There have always been distractions for drivers since the invention of the automobile, yet the buzz term “distracted driving” claims to be a new phenomenon. This deliberately euphemistic and ambiguous term has been used to justify a massive increase in fines to the public and higher insurance premiums hence more profits for Canadian auto insurers. In BC the court has even ruled it illegal to charge your cell phone while at a red light.
Does Distracted Driving really exist? Most personal injury lawyers that represent the injured will not be surprised at the answer.
According to the Distracted Driving Subcommittee of the Canadian Council of Motor Transport Administrators (CCMTA) distractions while driving include looking at street signs or billboards, eating or drinking, combing hair, putting on make-up or shaving, visual distractions outside the vehicle, such as collisions, police activity and distractions within the vehicle such as talking with a passenger. None of these activities are new. The use of a hand handle device certainly has not replaced a sip of coffee or bite of a muffin!
Actual studies have shown a steady decrease in serious auto injuries in the last 20 years which reveals the new concept of distracted driving as an emperor with no clothes. Provincial governments, insurance companies and insurance associations appear to have bought into the idea that the “distracted driver” is a new phenomenon in order to rake in more money from the public.
The only evidence of a new distraction phenomenon comes in the study of pedestrians in the Unites States. Studies within the last 10 years have consistently shown a disproportionate increase in pedestrian injuries which can be associated with the use of handheld devices while walking.
“Distracted Walking” is the new and dangerous phenomenon.
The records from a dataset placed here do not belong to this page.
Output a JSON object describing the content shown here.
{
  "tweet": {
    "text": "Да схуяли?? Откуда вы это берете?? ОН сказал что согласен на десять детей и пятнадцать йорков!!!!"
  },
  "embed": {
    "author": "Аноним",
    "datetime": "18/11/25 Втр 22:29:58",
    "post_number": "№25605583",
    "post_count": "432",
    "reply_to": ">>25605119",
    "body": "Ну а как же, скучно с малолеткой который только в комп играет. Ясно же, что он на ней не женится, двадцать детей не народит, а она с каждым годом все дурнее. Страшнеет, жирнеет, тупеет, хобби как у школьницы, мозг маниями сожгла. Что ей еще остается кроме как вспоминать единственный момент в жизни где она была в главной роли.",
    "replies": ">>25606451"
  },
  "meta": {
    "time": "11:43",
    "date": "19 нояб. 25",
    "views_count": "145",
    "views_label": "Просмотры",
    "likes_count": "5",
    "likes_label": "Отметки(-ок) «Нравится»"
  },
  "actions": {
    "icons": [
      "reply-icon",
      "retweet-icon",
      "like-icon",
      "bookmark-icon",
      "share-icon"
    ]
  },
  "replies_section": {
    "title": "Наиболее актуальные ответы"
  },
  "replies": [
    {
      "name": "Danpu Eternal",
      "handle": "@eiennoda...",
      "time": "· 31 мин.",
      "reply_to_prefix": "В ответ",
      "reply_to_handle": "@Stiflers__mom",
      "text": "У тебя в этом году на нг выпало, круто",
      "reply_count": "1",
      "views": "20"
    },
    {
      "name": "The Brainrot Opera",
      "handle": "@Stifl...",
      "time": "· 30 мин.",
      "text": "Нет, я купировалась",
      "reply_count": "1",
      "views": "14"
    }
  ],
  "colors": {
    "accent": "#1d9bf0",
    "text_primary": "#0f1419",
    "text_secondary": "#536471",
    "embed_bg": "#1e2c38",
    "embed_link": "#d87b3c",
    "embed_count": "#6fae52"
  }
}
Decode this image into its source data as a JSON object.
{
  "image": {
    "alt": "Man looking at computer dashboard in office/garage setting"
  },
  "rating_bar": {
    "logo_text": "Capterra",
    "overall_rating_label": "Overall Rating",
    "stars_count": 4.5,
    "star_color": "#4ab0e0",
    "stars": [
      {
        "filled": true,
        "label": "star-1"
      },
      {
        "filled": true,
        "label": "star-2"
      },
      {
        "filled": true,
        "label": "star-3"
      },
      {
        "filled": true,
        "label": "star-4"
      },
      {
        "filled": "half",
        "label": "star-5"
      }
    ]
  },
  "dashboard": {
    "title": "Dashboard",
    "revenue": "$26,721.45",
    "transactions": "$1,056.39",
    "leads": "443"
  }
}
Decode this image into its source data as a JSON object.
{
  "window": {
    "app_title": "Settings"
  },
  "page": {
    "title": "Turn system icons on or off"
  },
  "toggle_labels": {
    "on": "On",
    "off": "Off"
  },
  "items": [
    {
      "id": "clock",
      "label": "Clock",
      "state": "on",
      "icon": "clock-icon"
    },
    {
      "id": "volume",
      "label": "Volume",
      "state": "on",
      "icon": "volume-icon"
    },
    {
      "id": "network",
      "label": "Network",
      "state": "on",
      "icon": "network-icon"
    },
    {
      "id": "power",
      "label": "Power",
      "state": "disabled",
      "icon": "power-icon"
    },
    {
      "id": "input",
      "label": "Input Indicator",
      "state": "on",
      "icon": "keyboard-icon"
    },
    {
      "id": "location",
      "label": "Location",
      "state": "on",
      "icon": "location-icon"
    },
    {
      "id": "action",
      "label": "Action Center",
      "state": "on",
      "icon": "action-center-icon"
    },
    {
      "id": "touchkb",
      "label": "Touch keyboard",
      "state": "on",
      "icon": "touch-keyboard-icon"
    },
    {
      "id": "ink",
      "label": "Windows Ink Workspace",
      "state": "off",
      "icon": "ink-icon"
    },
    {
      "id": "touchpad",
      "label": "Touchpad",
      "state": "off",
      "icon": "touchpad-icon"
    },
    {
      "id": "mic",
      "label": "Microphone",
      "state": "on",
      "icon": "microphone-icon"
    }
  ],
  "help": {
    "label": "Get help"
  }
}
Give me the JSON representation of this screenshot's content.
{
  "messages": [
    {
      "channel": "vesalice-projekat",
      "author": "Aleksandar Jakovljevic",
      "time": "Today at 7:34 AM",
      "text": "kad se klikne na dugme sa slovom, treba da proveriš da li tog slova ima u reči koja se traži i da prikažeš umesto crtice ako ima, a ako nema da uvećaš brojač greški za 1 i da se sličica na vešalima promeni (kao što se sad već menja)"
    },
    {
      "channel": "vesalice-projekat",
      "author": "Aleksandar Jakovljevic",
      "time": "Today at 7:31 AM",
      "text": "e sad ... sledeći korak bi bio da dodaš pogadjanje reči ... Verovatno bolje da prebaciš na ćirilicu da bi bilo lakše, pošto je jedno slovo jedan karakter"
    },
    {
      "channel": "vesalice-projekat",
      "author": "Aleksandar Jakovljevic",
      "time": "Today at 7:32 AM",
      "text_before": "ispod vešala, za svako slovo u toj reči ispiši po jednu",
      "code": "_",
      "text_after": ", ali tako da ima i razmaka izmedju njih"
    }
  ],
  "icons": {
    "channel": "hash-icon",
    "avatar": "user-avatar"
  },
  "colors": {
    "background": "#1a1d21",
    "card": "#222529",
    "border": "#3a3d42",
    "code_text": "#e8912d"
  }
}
British Columbia should repeal the Use of Electronic Devices While Driving Regulation and replace it with the Use of Electronic Devices While Walking Regulation, as the current legislation does not ensure that drivers are paying attention to the road to reduce “distracted driving”. The use of hand devices while walking in busy urban areas and high traffic corridors however has been clearly shown to be a growing danger that needs to be addressed.
Posted by Vancouver Personal Injury Lawyer Mr. Renn A. Holness, B.A. LL.B.